Common concerns around menstruation:
- Painful menses
- Abnormal vaginal discharges
- Inconsistent menstrual cycles
- Longer or heavier periods
- Abnormal uterine bleeding
When you should seek help: If you find that these menstrual issues are affecting your daily life and impeding you from normal activity, you should seek medical advice, as soon as possible. Your doctor may be able to help diagnose any larger underlying health conditions, as well as prescribe you with treatment that can help you with managing these menstrual issues.
Menopause refers to the permanent ending of one’s menstrual cycle. For women in Singapore, this typically happens around the age of 50; and is a natural part of ageing. You may notice changes in your body and menstrual cycle, as early as 10 years before menopause occurs.
Symptoms: These symptoms may occur before, after and during menopause:
- Hot flashes
- Night sweats
- Hair thinning and dry skin
- Changes in your sleep and mood
- Weight gain and slower metabolism
- Vaginal dryness
When you should seek help: It’s common to experience a combination of the above symptoms when you’re going menopause. However, if you find that they seem to be interfering with your daily life, you can consult a doctor for treatment options to help with managing your symptoms.
Additionally, if you start to bleed again, even after menopause, you should let the doctor know and get their advice on whether you’d require further examination.
Infertility is defined by an inability for a couple to conceive after trying for 12 months. According to studies, about 15% of couples in Singapore have issues with fertility; and within this, it was observed that about 39% of these numbers are due to female infertility.
Causes: Infertility within women is typically due to a few common factors:
- Ovulation problems
- Polycystic ovary syndrome
- Problems with the fallopian tubes or uterus
These issues may reduce the chances of an egg being fertilised, or a fertilised egg getting implanted in the uterus.
When you should seek help: You should see a doctor if you’ve been trying to conceive for a year but have been unable to. Your doctor may do a pelvic examination or ask for an ultrasound to check for possible abnormalities that may be reducing your chances of pregnancy.
Side effects of birth control
Birth control has many benefits, including preventing unwanted pregnancies that you may not be ready for. However, some ladies may experience side effects when they first begin on birth control. These side effects tend to be mild and should subside after a few months, once your body gets used to being on birth control.
Common side effects of birth control include:
- Tenderness around your breasts
- Headaches and dizziness
- Mood changes
- Some weight gain
When you should seek help: You can speak to your doctor about changing the type or brand of your birth control, if you are bothered by the side effects.
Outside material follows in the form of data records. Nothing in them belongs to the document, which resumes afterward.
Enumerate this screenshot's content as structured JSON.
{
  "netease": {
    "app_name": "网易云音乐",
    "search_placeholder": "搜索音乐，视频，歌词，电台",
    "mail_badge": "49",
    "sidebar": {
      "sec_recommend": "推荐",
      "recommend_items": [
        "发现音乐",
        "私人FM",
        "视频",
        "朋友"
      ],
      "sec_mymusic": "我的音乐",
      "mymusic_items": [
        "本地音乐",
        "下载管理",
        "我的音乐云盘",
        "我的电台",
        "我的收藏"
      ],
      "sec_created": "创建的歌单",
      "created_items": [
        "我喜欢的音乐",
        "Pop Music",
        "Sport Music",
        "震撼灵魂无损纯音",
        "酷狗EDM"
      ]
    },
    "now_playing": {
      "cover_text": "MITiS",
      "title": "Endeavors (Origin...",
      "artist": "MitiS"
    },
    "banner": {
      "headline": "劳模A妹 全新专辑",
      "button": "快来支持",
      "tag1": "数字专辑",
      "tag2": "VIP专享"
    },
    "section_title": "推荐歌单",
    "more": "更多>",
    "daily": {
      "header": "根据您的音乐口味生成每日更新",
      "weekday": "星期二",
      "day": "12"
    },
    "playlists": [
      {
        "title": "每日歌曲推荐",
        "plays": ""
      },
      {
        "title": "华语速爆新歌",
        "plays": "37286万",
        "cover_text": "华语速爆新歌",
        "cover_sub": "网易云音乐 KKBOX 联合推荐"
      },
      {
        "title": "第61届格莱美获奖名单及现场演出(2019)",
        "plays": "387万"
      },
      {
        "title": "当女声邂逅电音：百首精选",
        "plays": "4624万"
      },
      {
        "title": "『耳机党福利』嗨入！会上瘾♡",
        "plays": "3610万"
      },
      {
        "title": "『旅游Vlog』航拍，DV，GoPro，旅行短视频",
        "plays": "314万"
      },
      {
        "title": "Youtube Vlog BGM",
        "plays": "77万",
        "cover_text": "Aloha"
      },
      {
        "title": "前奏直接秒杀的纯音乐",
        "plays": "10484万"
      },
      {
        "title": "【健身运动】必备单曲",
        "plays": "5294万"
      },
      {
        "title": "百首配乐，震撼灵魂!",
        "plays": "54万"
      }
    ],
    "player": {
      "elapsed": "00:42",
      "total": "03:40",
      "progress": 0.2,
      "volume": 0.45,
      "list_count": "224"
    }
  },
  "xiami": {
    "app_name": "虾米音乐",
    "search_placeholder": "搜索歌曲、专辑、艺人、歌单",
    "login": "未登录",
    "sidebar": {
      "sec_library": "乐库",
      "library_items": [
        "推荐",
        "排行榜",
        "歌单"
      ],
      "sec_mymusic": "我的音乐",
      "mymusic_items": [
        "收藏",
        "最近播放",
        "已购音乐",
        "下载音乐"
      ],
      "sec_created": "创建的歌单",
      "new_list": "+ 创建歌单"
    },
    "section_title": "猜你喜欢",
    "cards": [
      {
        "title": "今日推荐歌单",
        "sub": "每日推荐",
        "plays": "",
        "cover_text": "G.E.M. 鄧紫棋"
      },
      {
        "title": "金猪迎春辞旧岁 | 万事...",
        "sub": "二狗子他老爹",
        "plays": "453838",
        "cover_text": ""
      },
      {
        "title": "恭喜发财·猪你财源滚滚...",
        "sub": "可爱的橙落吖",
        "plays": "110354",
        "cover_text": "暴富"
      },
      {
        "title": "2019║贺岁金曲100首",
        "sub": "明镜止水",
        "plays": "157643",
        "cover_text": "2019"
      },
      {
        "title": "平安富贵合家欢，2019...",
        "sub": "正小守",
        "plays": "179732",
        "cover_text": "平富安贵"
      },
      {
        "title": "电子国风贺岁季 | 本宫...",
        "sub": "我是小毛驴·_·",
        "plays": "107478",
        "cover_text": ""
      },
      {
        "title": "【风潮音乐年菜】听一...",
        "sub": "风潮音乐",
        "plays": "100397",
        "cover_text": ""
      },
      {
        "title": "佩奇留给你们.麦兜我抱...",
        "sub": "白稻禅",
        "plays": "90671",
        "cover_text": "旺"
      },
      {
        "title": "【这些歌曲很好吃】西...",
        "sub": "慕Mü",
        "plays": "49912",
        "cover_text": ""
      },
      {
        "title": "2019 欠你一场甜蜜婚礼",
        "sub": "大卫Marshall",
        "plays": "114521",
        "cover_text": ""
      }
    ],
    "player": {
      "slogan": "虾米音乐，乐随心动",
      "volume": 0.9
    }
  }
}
Do also consult a doctor if you experience chest pain or shortness of breath, severe abdominal or leg pain, or fainting spells and persistent dizziness.
Have questions about your health? There’s no such thing as an embarrassing question, not when it comes to supporting you to stay healthy and well.
Our women’s health doctors are ready to help you, anytime you need. Speak to a GP on the DA app 24/7, with medication delivered to your doorstep in hours.